Faye defines her life in numbers.

Nine hundred children who are trapped together in a circle of mountains every year to fight a War that keeps the rest of the land at peace. Eight years since she watched a man with golden eyes murder her parents and swore to avenge them. Three faces she sees in her nightmares every night. Two ways she can die: by the betrayal of the Fate which should gift her with powers beyond all reckoning, or by being drained of every drop of the peculiarly colored blood that marks her as one of the Fated.

One boy that appears in her life without warning and undermines everything she believed in.

Arrogant and unreachable, Aro is one of the enemy king’s most prized soldiers. A cynic who knows the price of trust, he keeps a long list of things he doesn’t believe in: second chances, because people never change, regret, because it only comes when it’s too late to do anything but wallow, innocence, goodness, sanity…

And since he doesn’t believe that opinions are worth anything, he ignores his own when his king orders him to capture Faye during a War. He never expected to save Faye’s life. Faye, for her part, never expected to give him the chance to do so. And neither of them ever expected feel anything more than animosity for each other. But when a number of looming threats force them on an unprecedented attempt to cross the mountains, battling avalanches and seemingly insurmountable odds, neither can continue to ignore the similarities that are binding them together.
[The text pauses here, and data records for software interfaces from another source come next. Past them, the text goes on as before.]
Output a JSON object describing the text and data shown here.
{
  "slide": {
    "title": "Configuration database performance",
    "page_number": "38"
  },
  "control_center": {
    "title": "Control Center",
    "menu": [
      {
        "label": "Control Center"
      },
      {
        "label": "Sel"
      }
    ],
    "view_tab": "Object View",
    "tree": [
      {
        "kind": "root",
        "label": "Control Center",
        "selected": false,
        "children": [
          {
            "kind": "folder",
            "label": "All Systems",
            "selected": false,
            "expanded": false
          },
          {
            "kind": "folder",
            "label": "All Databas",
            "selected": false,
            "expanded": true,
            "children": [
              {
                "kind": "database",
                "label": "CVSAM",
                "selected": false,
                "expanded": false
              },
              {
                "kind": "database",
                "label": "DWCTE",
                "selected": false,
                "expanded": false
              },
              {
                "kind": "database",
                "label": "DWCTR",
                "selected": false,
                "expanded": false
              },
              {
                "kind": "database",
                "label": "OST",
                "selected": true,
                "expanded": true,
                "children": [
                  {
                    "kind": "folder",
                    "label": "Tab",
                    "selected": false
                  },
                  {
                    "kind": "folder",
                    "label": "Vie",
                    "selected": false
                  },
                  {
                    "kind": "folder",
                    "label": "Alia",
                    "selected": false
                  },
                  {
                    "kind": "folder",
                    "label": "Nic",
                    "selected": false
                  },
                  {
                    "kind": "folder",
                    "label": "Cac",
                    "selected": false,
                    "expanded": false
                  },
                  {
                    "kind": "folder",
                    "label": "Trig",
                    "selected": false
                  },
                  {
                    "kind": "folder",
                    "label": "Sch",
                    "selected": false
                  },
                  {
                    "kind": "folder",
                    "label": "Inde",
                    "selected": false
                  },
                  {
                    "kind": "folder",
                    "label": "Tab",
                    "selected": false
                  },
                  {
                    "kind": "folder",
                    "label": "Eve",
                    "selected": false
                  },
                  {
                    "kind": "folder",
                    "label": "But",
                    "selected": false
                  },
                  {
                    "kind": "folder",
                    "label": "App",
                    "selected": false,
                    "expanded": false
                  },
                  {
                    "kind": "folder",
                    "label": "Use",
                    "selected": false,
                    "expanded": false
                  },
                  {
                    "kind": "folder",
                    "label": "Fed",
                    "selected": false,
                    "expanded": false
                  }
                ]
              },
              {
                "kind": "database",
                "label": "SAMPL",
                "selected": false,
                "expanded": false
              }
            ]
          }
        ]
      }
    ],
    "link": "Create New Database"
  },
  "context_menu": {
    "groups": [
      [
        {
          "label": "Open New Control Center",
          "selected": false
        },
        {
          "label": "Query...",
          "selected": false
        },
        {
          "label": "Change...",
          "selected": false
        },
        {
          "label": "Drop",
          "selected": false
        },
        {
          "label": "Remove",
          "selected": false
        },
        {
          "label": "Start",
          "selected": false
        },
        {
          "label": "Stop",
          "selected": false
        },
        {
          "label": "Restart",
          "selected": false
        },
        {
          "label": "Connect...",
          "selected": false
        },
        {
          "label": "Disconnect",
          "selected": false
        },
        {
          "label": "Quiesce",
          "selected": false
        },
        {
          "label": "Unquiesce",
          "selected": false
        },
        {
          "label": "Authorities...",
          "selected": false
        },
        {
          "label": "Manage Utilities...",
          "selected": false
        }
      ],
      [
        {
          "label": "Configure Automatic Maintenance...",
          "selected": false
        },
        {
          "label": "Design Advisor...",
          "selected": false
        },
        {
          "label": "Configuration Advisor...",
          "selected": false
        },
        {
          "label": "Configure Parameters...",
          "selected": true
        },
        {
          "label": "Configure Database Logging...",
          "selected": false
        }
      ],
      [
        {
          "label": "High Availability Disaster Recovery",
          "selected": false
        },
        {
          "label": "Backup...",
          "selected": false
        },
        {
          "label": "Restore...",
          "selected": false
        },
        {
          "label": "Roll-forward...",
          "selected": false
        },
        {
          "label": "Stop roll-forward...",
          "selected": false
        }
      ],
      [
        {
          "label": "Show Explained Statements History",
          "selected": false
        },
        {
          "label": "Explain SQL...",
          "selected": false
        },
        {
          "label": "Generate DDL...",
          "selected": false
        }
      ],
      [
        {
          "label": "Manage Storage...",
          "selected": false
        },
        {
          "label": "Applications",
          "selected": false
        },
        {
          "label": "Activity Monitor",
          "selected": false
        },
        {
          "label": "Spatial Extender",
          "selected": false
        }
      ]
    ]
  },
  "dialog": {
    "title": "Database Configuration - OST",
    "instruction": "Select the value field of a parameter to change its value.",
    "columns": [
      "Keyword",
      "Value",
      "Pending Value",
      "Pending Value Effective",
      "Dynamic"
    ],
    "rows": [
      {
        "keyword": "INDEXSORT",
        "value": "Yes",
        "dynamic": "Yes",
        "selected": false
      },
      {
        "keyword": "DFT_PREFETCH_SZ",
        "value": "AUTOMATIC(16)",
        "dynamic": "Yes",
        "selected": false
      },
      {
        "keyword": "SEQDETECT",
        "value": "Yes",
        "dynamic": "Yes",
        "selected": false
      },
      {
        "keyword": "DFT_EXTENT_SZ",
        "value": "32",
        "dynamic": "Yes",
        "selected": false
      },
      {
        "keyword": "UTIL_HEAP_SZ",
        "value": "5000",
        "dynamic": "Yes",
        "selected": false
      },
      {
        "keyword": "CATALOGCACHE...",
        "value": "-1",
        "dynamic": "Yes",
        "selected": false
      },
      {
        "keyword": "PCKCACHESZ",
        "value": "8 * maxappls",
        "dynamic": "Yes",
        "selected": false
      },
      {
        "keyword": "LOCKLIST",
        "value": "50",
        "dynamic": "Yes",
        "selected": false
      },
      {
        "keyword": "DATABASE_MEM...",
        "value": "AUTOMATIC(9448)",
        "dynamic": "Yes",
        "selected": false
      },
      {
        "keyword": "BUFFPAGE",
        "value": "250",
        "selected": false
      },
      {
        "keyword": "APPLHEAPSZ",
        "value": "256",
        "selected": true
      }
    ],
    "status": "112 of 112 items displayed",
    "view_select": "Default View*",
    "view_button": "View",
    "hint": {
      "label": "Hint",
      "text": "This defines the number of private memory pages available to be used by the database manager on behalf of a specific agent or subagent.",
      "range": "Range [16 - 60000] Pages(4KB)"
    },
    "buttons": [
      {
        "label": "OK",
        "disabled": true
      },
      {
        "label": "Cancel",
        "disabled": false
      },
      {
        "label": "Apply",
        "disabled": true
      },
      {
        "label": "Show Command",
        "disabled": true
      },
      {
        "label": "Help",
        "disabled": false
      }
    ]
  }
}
Wildflower (100,000) is the story of a girl who has learned to keep her heart locked away, a boy who knows that love is a weakness, and emotions that can be defined by neither numbers nor lists. Also, I thought you might like to know that the Lowenstein Agency and the L. Perkins Agency currently have the full manuscript, the Kristin Nelson Agency has a partial. Thank you for your time and consideration.

Best regards,

I pasted this here mostly for those of you who’d like to see an example query. Keep in mind, though, that I chose to break a number of rules with this. It’s rather lengthy for a query , and it’s written from two different POVs, and looking back, there are a lot of things I could have done better. This week’s post was supposed to be something of an intro to this blog series, and next week I plan to dissect the above query a bit more and list a few things I wish I’d known before I started querying.

Um. So it’s probably pretty obvious that I’ve never done a blog series, either. Or really given querying advice. So…maybe you guys could put questions in the comments or something? Suggestions?

Speak up:

comment